"Me, too." It totally wasn't fair. We'd started dating only two months ago. For a moment, I almost smiled as I remembered celebrating my sixteenth birthday at The Pizza Parlor with my best friend, Venetia. Brian had strolled by and noticed the candles on my sausage-and-mushroom pizza.
"So, you're sixteen now …," he'd said with a big smile.
Next day he called and asked me out. I was so shocked I needed a self-inflicted Heimlich maneuver. Not that I was couple crazed. But I was ready to relate. I managed to say Yes. I mean, on the Boy-o-meter scale, Brian was definitely cute, almost to the point of being hot, and, not-so-incidentally, he was a main brain.
"I wish I'd get more time off this summer," Brian said, dragging me back to the present. "Then I could visit you."

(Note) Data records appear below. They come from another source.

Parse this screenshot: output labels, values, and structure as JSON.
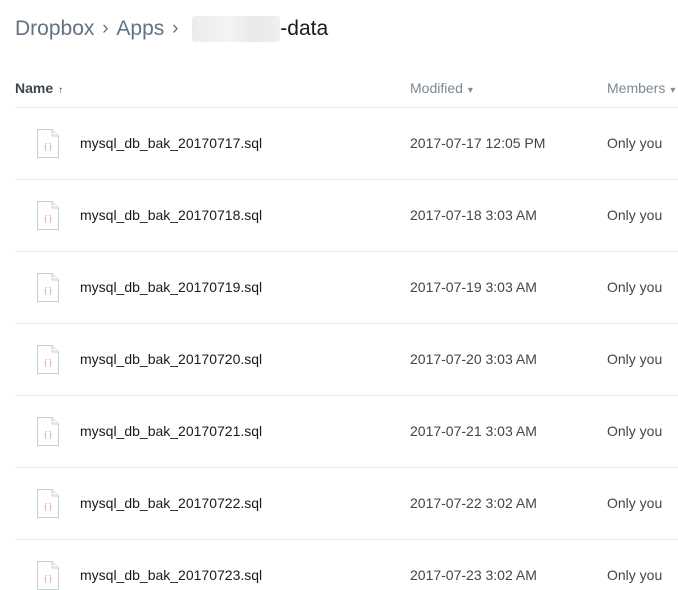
{
  "breadcrumb": {
    "root": "Dropbox",
    "apps": "Apps",
    "folder_suffix": "-data"
  },
  "columns": {
    "name": "Name",
    "name_sort": "↑",
    "modified": "Modified",
    "modified_sort": "▾",
    "members": "Members",
    "members_sort": "▾"
  },
  "icons": {
    "file": "code-file-icon",
    "accent": "#e8a591"
  },
  "files": [
    {
      "name": "mysql_db_bak_20170717.sql",
      "modified": "2017-07-17 12:05 PM",
      "members": "Only you"
    },
    {
      "name": "mysql_db_bak_20170718.sql",
      "modified": "2017-07-18 3:03 AM",
      "members": "Only you"
    },
    {
      "name": "mysql_db_bak_20170719.sql",
      "modified": "2017-07-19 3:03 AM",
      "members": "Only you"
    },
    {
      "name": "mysql_db_bak_20170720.sql",
      "modified": "2017-07-20 3:03 AM",
      "members": "Only you"
    },
    {
      "name": "mysql_db_bak_20170721.sql",
      "modified": "2017-07-21 3:03 AM",
      "members": "Only you"
    },
    {
      "name": "mysql_db_bak_20170722.sql",
      "modified": "2017-07-22 3:02 AM",
      "members": "Only you"
    },
    {
      "name": "mysql_db_bak_20170723.sql",
      "modified": "2017-07-23 3:02 AM",
      "members": "Only you"
    }
  ]
}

"Me, too." I tried to swallow the trace of resentment I still had after hearing about Brian's job. Only one day off every two weeks! Not enough time to drive up from Connecticut to visit me in New Hampshire. Okay, being a counselor at the camp for disadvantaged kids was important to him. I guess that was one of the reasons I cared about him. But there was this small part of me okay, a not-so-small part that wished he couldn't live without me. I mean, is that too much to ask?
Then, out of the currently clear blue sky, Brian said those magic words, "I love you." He twisted his school ring off his finger and held it up to me. "And … and I'd like you to wear this."
Whoa! No one I knew gave a girl his school ring. That was the kind of thing that went on in the olden days when Mom was young. But when I saw the sunlight bouncing off the gold, I lusted after that ring. "Oh, Brian," I whispered as I reached for it.
"But, well, um … we have to say goodbye for now." He stuck the ring back on his finger!
Brian was quiet for a moment, then said, "I I don't know exactly how to say this. But, uh, after you come back, if we … we still feel the same way about each other, would you take my ring then?"
"I don't have to wait!" I blurted out. "I know how I feel right now." Gold fever! I want that ring! I must have it!